 It has to do with overcoming the same temptations that the Buddha overcame: 
of attachment to this, that, of the other life detail that has pulled you off course.

~ Joseph Campbell
 from: A Joseph Campbell Companion
 edited by Diane Osbon



When humility delivers a man 
from attachment to his own words 
and his own reputation, 
he discovers that true joy is only possible 
when we have completely forgotten ourselves,
and it is only when we pay no more attention to our life 
and our own reputation and our own excellence 
that we are at last completely free to serve God for His sake alone.

~ Thomas Merton

on passion
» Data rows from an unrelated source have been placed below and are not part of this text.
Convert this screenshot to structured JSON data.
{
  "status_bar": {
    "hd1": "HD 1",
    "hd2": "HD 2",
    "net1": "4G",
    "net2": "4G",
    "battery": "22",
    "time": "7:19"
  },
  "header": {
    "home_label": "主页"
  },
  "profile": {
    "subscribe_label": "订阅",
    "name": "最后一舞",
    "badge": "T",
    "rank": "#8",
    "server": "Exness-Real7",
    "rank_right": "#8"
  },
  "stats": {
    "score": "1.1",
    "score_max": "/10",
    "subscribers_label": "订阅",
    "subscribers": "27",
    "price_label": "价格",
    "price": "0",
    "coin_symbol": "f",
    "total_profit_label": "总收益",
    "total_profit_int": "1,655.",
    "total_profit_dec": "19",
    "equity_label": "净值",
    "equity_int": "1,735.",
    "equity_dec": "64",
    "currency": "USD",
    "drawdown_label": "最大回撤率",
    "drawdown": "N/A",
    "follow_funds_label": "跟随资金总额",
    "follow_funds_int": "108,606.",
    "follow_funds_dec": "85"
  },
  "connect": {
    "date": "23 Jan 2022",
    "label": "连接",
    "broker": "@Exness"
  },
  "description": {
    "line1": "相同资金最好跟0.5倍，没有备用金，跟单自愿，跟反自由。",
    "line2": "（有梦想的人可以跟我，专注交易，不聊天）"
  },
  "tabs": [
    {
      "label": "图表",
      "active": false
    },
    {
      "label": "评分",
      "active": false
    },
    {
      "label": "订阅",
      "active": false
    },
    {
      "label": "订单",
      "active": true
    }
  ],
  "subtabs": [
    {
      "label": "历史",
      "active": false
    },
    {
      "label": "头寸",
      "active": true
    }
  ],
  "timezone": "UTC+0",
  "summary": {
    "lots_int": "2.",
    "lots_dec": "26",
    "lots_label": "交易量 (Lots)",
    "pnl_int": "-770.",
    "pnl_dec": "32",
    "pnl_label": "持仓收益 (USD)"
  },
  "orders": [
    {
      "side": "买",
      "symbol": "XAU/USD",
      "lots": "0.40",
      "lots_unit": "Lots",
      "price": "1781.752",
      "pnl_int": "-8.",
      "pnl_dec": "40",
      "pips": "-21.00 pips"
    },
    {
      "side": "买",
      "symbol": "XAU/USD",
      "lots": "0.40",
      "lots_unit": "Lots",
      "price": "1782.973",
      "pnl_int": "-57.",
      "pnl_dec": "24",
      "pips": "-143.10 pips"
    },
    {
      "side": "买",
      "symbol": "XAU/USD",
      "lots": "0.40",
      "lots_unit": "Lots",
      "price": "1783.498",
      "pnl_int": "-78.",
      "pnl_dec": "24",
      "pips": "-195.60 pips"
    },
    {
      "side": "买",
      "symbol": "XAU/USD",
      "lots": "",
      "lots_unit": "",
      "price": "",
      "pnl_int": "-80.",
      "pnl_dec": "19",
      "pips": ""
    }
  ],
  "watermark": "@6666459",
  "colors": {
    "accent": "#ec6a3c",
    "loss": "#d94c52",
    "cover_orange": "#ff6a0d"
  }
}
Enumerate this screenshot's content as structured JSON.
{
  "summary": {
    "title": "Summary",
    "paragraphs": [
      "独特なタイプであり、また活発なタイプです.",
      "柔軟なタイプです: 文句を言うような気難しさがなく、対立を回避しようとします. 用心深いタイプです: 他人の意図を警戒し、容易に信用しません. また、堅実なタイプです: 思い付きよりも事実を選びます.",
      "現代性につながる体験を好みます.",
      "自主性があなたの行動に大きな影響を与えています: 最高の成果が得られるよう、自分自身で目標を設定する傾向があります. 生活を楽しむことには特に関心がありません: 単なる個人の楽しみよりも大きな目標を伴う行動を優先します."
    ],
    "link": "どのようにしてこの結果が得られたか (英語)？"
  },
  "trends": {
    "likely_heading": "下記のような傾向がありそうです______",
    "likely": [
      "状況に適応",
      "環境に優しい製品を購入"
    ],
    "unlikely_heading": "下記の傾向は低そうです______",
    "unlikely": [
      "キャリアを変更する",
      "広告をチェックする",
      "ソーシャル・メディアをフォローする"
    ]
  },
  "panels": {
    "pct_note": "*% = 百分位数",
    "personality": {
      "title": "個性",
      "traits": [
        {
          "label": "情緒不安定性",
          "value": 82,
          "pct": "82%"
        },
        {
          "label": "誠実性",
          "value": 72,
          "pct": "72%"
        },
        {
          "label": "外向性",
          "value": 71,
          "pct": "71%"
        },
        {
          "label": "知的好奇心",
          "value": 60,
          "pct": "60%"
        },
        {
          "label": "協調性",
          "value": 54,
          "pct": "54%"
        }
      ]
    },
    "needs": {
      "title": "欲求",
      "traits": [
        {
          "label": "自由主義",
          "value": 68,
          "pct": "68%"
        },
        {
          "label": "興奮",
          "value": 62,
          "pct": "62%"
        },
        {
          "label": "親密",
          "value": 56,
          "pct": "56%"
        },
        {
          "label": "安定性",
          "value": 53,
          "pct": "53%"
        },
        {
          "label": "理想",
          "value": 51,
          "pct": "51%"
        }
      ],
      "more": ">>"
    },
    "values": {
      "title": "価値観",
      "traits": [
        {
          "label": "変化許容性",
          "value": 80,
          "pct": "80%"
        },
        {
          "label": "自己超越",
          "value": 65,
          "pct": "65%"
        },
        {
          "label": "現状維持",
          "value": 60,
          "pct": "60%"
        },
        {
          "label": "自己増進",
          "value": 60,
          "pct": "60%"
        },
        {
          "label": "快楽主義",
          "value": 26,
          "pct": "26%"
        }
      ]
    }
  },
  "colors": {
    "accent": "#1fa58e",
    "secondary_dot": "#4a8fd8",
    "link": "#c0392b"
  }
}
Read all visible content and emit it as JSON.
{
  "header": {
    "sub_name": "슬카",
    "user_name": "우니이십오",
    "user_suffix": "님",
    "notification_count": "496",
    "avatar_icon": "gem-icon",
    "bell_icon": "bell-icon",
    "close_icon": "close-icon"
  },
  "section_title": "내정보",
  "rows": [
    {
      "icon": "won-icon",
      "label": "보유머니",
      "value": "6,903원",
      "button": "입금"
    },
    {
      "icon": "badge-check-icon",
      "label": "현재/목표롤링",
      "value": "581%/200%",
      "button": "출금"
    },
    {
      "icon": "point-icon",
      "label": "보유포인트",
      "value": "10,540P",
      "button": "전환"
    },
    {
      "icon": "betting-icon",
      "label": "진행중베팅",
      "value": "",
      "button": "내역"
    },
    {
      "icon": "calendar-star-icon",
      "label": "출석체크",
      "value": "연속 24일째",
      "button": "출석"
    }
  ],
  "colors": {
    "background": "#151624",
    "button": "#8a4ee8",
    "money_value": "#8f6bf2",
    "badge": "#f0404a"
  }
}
In a state of passion without a cause, there is intensity free of all attachment;
but when passion has a cause, there is attachment , and attachment
 is the beginning of sorrow.  Most of us are attached; we cling to a person,
 to a country , to a belief, to an idea, and when the object of our attachment 
is taken away or otherwise loses its significance, we find ourselves empty,
 insufficient.  This emptiness we try to fill by clinging to something else, 
which again becomes the object of our passion.

When passion has a cause, it becomes lust.  When there is a passion for something
 - for a person, for an idea, for some kind of fulfillment - then out of the passion
 there comes contradiction, conflict, effort.  You strive to achieve or maintain
 a particular state, or to recapture one that has been and is gone. 
 But the passion of which I am speaking goes not give rise to contradiction, conflict. 
 It is totally unrelated to a cause, and therefore it is not an effect.

There can be passion only when there is total self-abandonment.  
One is never passionate unless there is a complete absence of what we call thought. 
 What we call thought is the response of the various patterns and experiences of memory, 
and where this conditioned response exists, there is no passion, there is no intensity. 
 There can be intensity only when there is a complete absence of the 'me'.

You will find out what love is, and what sorrow is, only when your mind
 has rejected all explanations and is no longer imagining, no longer seeking 
the cause, no longer indulging in words or going back in memory 
to its own pleasures and pains.  Your mind must be completely quiet, 
without a word, without a symbol, without an idea.  And then you will discover
 - or there will come into being - that state in which what we have called love, 
and what we have called sorrow and what we have called death are the same.  
 There is no longer any division between love and sorrow and death;  
and there being no division, there is beauty.  But to comprehend, to be in this state
 of ecstasy, there must be that passion which comes with the
 total abandonment of oneself.

~ J. Krishnamurti
from a talk in Saanen, Aug. 5th 1962